Farmers and Environmentalists Find They Agree on Some Issues

Published October 1, 1997

The “dialogue of the deaf” that has so often characterized the relationship between environmentalists and farmers was put aside–at least temporarily — in a dramatic debate that took place, appropriately enough, in a zoo.

At Sydney, Australia’s Taronga Zoo, representatives of the two communities, which tend to hold widely disparate views on man’s stewardship of nature, came together to discuss how to conserve wildlands in a more populous, affluent world. Squaring off were Dennis Avery of the Hudson Institute’s Virginia-based Center for Global Food Issues, Jim Downey of the Australian Conservation Foundation, and Ray Nias of the World Wildlife Fund/Australia. The three were asked to resolve the dilemma of which goal to emphasize: food, forests, or wildlife. Their answers, it turned out, were not as far apart as one might have expected.

Avery noted that the cities of the world now comprise 1.5 percent of the world’s land area; if global population peaks at 9 million in 2050, as expected, “[people] will live on approximately 3.5 percent of the land, treat their sewage, and invest in clean energy.” Avery offered three possible solutions to the food/land dilemma: cutting population growth, creating vast numbers of vegetarians, and raising crop yields. Noting that the first two are highly unlikely, Avery argued that the only possible way to feed a population 50 percent larger and more affluent–demanding more meat, milk, and eggs–is to increase yields through high-yield farming techniques and with the help of developing technologies on the best farmland currently in production. Creating economic incentives, particularly by reforming trade and subsidy policies, would increase world food output, he added.

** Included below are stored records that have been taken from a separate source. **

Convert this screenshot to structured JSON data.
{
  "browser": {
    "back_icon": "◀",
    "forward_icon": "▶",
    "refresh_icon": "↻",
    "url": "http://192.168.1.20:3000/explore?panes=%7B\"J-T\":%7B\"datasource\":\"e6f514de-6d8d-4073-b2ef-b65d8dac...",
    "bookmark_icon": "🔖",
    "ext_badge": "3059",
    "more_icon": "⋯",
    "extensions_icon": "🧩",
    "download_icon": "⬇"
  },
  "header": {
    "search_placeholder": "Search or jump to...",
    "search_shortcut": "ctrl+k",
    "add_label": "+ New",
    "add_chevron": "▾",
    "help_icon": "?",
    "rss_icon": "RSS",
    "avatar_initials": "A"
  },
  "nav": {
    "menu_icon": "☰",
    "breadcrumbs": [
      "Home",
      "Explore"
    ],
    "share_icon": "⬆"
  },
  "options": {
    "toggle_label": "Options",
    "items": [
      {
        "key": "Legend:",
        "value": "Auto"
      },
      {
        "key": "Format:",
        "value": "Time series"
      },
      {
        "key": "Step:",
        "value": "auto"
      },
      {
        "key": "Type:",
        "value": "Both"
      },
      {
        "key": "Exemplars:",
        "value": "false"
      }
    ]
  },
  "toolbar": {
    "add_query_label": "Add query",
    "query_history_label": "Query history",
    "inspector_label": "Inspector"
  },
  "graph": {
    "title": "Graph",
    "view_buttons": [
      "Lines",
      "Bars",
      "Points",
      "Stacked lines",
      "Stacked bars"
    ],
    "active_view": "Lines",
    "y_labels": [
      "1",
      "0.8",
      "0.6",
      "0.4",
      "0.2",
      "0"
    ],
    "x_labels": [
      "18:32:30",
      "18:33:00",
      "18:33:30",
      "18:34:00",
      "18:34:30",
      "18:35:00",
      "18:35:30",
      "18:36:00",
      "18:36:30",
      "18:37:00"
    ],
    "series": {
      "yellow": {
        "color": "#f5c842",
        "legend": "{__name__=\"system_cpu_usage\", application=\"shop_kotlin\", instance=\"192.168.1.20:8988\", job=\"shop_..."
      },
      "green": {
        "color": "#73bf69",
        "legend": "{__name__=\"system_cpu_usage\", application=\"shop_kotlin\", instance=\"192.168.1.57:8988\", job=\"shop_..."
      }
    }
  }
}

The two Australian environmentalists agreed with Avery on the critical role of agricultural productivity in saving wildlands and wildlife. But they envisioned somewhat different ways of improving the productivity and sustainability of world farmland.

Downer called for a mix of measures, including slowing population growth; increasing agricultural research in organic, biodynamic, and permaculture farming; reducing pesticide use through integrated pest management; improving efficiency of water use; and expanding agroforestry and mixed farming.

Nias saw the challenge as optimizing the use of land, chemicals, energy, and modified organisms in a way that maximizes food production and minimizes environmental damage. He called for a valuation of national assets and capital for land use planning, low inputs of fossil fuels, more organic fertilizers, biological pest control, and agroforestry.

Though Avery and the two environmentalists couldn’t bridge the gap on all issues, their agreement on the necessity of preserving wildlife habitat by maximizing crop yields on land could point the way toward a more productive dialogue in the future.

PF: More information on the Sidney Zoo Debate is available in the 12-page Hudson Institute publication “Do We Want Food, Forests, or Wildlife?” available through PolicyFax. Just call 847/202-4888 and request document #2321201. Also available through PolicyFax is recent testimony by Dennis Avery before the Senate Agricultural Committee; request the four-page document #0470201.